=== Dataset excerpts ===
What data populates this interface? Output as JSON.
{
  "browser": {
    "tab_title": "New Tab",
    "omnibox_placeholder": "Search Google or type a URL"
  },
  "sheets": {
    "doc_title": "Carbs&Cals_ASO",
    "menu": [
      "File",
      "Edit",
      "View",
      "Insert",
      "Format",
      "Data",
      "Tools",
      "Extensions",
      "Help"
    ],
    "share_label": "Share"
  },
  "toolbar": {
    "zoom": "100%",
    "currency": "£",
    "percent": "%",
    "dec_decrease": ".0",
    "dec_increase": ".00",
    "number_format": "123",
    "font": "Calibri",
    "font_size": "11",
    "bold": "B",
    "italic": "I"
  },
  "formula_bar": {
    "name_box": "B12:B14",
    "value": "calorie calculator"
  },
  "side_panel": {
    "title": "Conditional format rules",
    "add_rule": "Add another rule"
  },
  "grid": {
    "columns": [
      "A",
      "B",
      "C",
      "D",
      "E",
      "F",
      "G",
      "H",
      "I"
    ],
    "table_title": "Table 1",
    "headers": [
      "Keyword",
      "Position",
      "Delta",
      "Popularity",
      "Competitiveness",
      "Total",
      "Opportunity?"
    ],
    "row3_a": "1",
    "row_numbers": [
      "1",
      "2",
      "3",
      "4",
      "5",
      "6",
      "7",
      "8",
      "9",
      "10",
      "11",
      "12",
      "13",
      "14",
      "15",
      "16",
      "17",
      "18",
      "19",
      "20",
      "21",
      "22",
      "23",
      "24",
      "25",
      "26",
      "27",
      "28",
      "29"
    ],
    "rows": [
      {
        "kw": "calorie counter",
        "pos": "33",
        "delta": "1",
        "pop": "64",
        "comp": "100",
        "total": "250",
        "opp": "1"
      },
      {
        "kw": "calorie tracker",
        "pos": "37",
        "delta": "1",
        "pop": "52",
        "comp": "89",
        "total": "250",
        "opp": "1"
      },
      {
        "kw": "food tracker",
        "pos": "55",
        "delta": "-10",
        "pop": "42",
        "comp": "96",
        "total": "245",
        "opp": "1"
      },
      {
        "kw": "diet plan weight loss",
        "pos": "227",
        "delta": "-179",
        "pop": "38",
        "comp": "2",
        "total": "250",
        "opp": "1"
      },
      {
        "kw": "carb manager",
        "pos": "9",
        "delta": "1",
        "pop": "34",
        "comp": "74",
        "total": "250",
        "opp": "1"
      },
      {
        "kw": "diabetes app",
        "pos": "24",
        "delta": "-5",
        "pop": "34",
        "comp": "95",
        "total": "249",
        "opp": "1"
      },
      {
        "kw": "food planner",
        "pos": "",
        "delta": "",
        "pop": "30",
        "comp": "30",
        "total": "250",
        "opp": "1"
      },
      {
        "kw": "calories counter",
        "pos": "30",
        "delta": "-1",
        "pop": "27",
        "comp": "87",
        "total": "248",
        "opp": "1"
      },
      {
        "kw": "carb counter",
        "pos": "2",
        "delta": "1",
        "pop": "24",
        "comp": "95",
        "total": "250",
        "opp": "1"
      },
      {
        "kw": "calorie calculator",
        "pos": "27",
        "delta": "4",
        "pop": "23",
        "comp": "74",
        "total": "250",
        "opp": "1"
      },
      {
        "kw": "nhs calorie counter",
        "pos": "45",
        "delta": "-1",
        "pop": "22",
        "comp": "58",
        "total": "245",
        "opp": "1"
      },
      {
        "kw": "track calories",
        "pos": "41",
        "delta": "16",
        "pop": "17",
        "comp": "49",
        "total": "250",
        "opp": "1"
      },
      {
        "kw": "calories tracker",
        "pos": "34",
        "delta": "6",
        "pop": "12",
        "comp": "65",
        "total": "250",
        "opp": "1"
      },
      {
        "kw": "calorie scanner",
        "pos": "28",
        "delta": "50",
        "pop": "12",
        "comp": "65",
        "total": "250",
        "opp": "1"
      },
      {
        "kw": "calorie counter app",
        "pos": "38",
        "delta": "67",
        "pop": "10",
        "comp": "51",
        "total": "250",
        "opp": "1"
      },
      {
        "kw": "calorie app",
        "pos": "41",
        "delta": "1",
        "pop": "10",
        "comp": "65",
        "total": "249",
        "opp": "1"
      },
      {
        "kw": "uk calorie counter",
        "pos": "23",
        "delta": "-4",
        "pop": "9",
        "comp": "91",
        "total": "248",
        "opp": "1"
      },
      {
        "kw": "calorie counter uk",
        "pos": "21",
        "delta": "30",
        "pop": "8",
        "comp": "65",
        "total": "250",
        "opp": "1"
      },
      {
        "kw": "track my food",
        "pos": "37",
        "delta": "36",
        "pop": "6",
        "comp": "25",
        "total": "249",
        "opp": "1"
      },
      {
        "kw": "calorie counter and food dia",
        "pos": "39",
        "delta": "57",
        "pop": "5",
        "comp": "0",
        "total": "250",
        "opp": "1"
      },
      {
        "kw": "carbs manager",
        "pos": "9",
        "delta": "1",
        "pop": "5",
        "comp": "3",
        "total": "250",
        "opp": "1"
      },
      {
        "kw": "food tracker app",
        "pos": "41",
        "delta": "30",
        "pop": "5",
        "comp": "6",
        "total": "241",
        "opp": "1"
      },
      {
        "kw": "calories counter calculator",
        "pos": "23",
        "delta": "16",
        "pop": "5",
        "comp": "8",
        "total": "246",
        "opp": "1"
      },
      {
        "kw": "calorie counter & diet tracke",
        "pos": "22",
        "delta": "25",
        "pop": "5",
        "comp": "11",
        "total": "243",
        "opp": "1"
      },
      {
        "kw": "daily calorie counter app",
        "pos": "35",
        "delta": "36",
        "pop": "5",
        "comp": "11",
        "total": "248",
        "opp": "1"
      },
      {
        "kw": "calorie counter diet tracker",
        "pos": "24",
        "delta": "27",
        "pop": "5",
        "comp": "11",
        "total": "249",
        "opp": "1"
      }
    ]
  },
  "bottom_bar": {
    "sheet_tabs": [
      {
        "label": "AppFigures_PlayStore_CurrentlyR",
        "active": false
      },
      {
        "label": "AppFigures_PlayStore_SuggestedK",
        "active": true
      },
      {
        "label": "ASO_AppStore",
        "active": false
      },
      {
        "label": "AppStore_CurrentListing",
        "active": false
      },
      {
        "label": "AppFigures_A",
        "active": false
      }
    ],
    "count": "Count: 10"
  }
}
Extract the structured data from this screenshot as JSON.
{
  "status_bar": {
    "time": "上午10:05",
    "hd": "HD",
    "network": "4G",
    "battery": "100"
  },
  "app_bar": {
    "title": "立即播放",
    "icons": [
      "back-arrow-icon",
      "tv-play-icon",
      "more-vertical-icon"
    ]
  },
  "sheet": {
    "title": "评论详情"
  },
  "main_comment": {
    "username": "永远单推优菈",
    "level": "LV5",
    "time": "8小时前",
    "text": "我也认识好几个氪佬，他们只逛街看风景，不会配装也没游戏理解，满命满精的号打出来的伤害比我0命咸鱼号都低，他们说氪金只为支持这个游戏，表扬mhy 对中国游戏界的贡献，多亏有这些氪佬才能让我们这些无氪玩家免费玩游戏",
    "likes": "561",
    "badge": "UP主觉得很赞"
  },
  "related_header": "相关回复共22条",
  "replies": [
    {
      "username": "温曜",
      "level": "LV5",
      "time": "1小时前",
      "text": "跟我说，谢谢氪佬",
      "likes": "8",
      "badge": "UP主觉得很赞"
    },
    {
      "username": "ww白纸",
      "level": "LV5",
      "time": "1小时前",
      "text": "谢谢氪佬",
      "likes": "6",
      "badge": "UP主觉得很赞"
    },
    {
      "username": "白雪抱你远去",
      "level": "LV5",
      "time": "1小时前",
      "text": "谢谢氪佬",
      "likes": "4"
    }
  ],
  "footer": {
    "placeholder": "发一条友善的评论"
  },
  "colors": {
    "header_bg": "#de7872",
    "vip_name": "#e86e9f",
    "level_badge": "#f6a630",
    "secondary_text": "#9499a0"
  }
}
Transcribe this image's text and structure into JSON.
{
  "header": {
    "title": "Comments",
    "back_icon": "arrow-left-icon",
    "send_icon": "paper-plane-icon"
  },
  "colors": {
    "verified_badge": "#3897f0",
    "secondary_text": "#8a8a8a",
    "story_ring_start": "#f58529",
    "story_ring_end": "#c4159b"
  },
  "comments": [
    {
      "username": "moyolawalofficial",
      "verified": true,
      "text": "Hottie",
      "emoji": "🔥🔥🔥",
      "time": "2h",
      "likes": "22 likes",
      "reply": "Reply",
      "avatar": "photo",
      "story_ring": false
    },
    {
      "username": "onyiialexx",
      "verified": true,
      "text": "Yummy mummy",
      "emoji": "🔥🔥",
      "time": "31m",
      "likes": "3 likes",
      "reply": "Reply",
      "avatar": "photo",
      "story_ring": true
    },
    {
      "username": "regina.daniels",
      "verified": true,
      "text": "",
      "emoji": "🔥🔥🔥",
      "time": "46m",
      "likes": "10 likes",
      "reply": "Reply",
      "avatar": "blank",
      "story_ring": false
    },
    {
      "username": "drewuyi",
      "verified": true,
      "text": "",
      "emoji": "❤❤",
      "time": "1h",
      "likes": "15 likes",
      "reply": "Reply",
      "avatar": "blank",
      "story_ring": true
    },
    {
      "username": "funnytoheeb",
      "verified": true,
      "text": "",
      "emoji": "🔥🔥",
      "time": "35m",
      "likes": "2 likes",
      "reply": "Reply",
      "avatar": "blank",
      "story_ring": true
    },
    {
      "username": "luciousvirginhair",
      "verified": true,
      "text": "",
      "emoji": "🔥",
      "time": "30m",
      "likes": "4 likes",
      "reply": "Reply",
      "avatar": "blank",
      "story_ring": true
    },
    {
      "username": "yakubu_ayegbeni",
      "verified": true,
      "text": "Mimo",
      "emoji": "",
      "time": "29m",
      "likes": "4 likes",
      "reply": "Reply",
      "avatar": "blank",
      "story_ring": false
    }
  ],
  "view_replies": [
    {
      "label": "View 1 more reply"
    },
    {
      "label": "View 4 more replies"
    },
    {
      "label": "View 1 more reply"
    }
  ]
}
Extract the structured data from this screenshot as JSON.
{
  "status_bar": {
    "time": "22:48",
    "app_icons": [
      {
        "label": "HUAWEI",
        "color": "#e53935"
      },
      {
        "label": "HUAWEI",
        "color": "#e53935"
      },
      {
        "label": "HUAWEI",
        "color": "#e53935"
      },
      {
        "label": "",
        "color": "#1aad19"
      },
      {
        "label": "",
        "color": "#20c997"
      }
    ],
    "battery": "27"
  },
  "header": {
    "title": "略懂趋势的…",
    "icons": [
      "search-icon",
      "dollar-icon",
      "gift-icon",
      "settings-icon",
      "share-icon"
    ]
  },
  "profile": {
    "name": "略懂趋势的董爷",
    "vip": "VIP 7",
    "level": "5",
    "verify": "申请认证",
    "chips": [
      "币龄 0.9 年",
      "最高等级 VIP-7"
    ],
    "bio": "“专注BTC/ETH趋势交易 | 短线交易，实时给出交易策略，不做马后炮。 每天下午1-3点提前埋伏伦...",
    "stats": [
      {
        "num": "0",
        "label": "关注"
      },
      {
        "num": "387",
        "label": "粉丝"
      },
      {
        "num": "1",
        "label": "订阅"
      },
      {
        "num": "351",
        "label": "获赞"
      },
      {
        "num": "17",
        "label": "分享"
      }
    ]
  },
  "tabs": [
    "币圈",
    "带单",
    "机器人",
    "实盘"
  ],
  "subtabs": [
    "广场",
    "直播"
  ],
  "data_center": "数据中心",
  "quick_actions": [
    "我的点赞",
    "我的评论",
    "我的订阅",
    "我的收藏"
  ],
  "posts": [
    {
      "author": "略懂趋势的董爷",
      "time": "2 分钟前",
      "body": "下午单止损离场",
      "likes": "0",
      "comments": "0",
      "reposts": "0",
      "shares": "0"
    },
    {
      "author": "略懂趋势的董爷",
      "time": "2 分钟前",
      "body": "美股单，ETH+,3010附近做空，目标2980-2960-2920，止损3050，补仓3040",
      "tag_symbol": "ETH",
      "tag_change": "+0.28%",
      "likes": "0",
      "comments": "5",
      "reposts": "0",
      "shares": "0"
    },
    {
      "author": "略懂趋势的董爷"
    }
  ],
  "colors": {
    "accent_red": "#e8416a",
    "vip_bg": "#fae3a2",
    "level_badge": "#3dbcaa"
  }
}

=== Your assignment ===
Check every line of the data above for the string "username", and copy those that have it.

=== Expected answer ===
    "username": "永远单推优菈",
      "username": "温曜",
      "username": "ww白纸",
      "username": "白雪抱你远去",
      "username": "moyolawalofficial",
      "username": "onyiialexx",
      "username": "regina.daniels",
      "username": "drewuyi",
      "username": "funnytoheeb",
      "username": "luciousvirginhair",
      "username": "yakubu_ayegbeni",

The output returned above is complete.